Moss Man is very simple action figure. He’s a green Beast Man covered with green and yellow flock (small nylon particles), with a brown version of the mace weapon that came with Castle Grayskull. In fact, the only known prototype for Moss Man is just what you’d expect – he’s literally a Beast Man figure that someone at Mattel painted in green, brown and yellow, with some flock added over top top.
There are a few differences from the prototype to the production Moss Man. The prototype has forward-looking eyes and painted fangs. On the production Moss Man, the eyes are looking off to the side, and the fangs are painted over to give the impression of more human-like teeth. It seems to have been an effort to make the Beast Man face seem a little less angry. It was somewhat successful, although Moss Man still seems pretty intense:

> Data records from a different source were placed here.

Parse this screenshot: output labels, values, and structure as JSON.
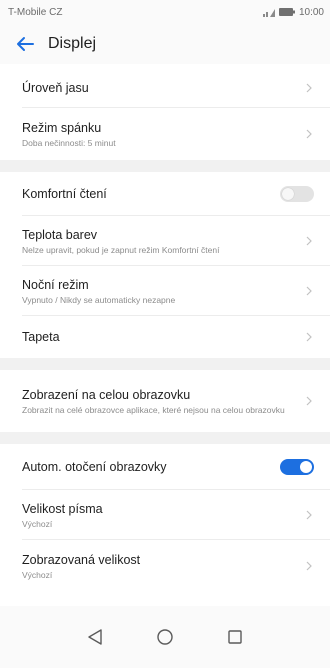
{
  "status_bar": {
    "carrier": "T-Mobile CZ",
    "time": "10:00"
  },
  "header": {
    "title": "Displej",
    "back_icon": "back-arrow-icon"
  },
  "colors": {
    "accent": "#1d6fe0",
    "band": "#f1f1f1"
  },
  "groups": [
    {
      "rows": [
        {
          "title": "Úroveň jasu"
        },
        {
          "title": "Režim spánku",
          "subtitle": "Doba nečinnosti: 5 minut"
        }
      ]
    },
    {
      "rows": [
        {
          "title": "Komfortní čtení",
          "toggle": "off"
        },
        {
          "title": "Teplota barev",
          "subtitle": "Nelze upravit, pokud je zapnut režim Komfortní čtení"
        },
        {
          "title": "Noční režim",
          "subtitle": "Vypnuto / Nikdy se automaticky nezapne"
        },
        {
          "title": "Tapeta"
        }
      ]
    },
    {
      "rows": [
        {
          "title": "Zobrazení na celou obrazovku",
          "subtitle": "Zobrazit na celé obrazovce aplikace, které nejsou na celou obrazovku"
        }
      ]
    },
    {
      "rows": [
        {
          "title": "Autom. otočení obrazovky",
          "toggle": "on"
        },
        {
          "title": "Velikost písma",
          "subtitle": "Výchozí"
        },
        {
          "title": "Zobrazovaná velikost",
          "subtitle": "Výchozí"
        }
      ]
    }
  ],
  "nav_bar": {
    "back": "triangle-back-icon",
    "home": "circle-home-icon",
    "recents": "square-recents-icon"
  }
}
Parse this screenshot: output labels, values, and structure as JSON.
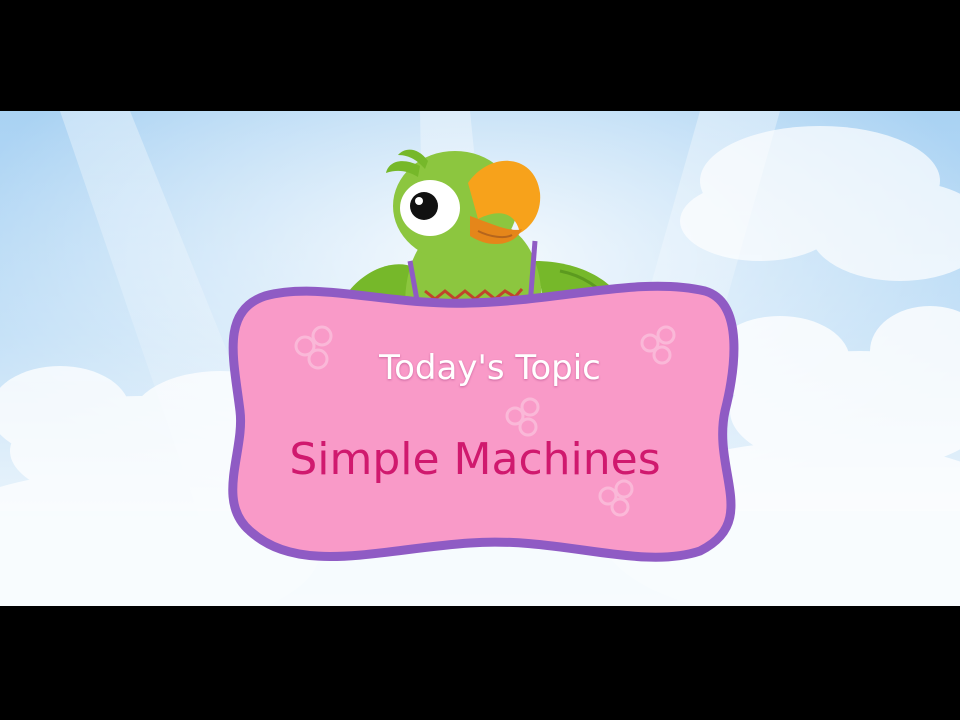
{
  "sign": {
    "subtitle": "Today's Topic",
    "topic": "Simple Machines"
  },
  "colors": {
    "sky_top": "#a9d2f3",
    "sky_bottom": "#f4f9fd",
    "sign_fill": "#f99ac8",
    "sign_border": "#8f5bc4",
    "topic_text": "#d0196e",
    "parrot_green": "#8cc63f",
    "beak": "#f7a21b"
  },
  "icons": [
    "parrot-mascot",
    "cloud",
    "flower-pattern"
  ]
}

The cross sell art seems to be derived from the vintage toy given his fangless teeth, however his eyes do look forward:
The illustrated scene on the back of his packaging was done by Dave Stevens, who also illustrated Stinkor and Spikor:
An injured Moss Man also appeared on the illustration on the back of Terror Claws Skeletor’s card:
Moss Man was also sold in the following gift sets (second image via Grayskull Museum):
I think it’s likely that both Moss Man and Stinkor were among the first new figures to be released in 1985. Their cross sell artwork shows up first on the back of vehicle packaging, along with the figures released from 1982-1984:
Moss Man is the second and final flocked toy in the vintage MOTU toyline. The first was Panthor. Panthor’s “fur” was much shorter and smoother, however.
The Argentinian Top Toys release of of Moss Man had painted fangs, like the prototype, and his mossy “fur” was quite long and luxurious.
Although Errol McCarthy didn’t illustrate Moss Man’s cardback, he did produce this artwork intended for licensees. It features a very friendly-looking Moss Man with a more human-like face:
Moss Man and Stinkor were sold with the same mini comic – The Stench of Evil! In the story, Stinkor threatens Eternia’s wildlife with his rancid smell. Only Moss Man is able to overpower Stinkor with his pine fresh scent:
In the Filmation cartoon, Moss Man had the ability to talk to plants and transform his body:
Moss Man appears in a couple of great Earl Norem illustrations that were printed as posters for the US Masters of the Universe magazine:
In the UK Masters of the Universe Magazine, Moss Man was colored brown and gave lessons on manners to kids:
I’m not sure why, but it seems to me that the “cheap repaints” of the Masters of the Universe toyline are among the most memorable action figures. Faker, Stinkor and Moss Man were all entirely made from recycled molds, and yet they seem to be among the most memorable figures in the toyline. Maybe it’s because Mattel tried to make up for that fact by giving them audacious colors (Faker), a powerful and funky smell (Stinkor) or prickly “fur” (Moss Man).